### Work request:
In your answer, print each of the records below exactly.

### Available records:
□ □ □ □ □
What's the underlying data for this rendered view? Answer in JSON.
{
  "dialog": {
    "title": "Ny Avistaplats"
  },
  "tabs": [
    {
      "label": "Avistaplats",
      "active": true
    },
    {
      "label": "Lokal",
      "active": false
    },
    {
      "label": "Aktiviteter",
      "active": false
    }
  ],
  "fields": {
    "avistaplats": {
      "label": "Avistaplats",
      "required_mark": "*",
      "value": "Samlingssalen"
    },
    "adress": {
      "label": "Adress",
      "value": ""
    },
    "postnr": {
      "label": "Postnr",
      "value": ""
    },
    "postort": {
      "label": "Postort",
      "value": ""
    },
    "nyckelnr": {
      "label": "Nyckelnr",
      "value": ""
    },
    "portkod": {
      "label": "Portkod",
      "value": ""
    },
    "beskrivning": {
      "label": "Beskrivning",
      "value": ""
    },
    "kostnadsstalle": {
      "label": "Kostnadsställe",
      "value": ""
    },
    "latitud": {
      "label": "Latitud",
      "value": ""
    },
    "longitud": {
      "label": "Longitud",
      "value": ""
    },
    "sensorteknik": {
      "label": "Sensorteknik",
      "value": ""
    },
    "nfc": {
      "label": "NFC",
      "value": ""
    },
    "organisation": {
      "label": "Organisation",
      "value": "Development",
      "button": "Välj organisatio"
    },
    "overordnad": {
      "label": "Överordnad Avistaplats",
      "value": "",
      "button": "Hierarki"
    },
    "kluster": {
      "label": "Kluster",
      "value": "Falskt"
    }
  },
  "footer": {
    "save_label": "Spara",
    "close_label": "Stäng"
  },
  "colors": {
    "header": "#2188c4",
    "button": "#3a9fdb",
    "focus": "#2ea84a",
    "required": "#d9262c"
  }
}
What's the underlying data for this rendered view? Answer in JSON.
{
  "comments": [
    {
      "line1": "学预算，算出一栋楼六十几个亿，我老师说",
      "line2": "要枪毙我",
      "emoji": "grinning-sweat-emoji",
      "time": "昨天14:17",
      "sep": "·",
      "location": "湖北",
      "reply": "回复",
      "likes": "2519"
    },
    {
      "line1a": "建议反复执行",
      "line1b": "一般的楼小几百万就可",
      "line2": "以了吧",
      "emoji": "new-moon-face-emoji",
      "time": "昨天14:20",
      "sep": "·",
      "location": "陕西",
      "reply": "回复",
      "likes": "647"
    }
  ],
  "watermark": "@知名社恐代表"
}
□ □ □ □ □
### Answer for this exercise:
What's the underlying data for this rendered view? Answer in JSON.
{
  "dialog": {
    "title": "Ny Avistaplats"
  },
  "tabs": [
    {
      "label": "Avistaplats",
      "active": true
    },
    {
      "label": "Lokal",
      "active": false
    },
    {
      "label": "Aktiviteter",
      "active": false
    }
  ],
  "fields": {
    "avistaplats": {
      "label": "Avistaplats",
      "required_mark": "*",
      "value": "Samlingssalen"
    },
    "adress": {
      "label": "Adress",
      "value": ""
    },
    "postnr": {
      "label": "Postnr",
      "value": ""
    },
    "postort": {
      "label": "Postort",
      "value": ""
    },
    "nyckelnr": {
      "label": "Nyckelnr",
      "value": ""
    },
    "portkod": {
      "label": "Portkod",
      "value": ""
    },
    "beskrivning": {
      "label": "Beskrivning",
      "value": ""
    },
    "kostnadsstalle": {
      "label": "Kostnadsställe",
      "value": ""
    },
    "latitud": {
      "label": "Latitud",
      "value": ""
    },
    "longitud": {
      "label": "Longitud",
      "value": ""
    },
    "sensorteknik": {
      "label": "Sensorteknik",
      "value": ""
    },
    "nfc": {
      "label": "NFC",
      "value": ""
    },
    "organisation": {
      "label": "Organisation",
      "value": "Development",
      "button": "Välj organisatio"
    },
    "overordnad": {
      "label": "Överordnad Avistaplats",
      "value": "",
      "button": "Hierarki"
    },
    "kluster": {
      "label": "Kluster",
      "value": "Falskt"
    }
  },
  "footer": {
    "save_label": "Spara",
    "close_label": "Stäng"
  },
  "colors": {
    "header": "#2188c4",
    "button": "#3a9fdb",
    "focus": "#2ea84a",
    "required": "#d9262c"
  }
}
What's the underlying data for this rendered view? Answer in JSON.
{
  "comments": [
    {
      "line1": "学预算，算出一栋楼六十几个亿，我老师说",
      "line2": "要枪毙我",
      "emoji": "grinning-sweat-emoji",
      "time": "昨天14:17",
      "sep": "·",
      "location": "湖北",
      "reply": "回复",
      "likes": "2519"
    },
    {
      "line1a": "建议反复执行",
      "line1b": "一般的楼小几百万就可",
      "line2": "以了吧",
      "emoji": "new-moon-face-emoji",
      "time": "昨天14:20",
      "sep": "·",
      "location": "陕西",
      "reply": "回复",
      "likes": "647"
    }
  ],
  "watermark": "@知名社恐代表"
}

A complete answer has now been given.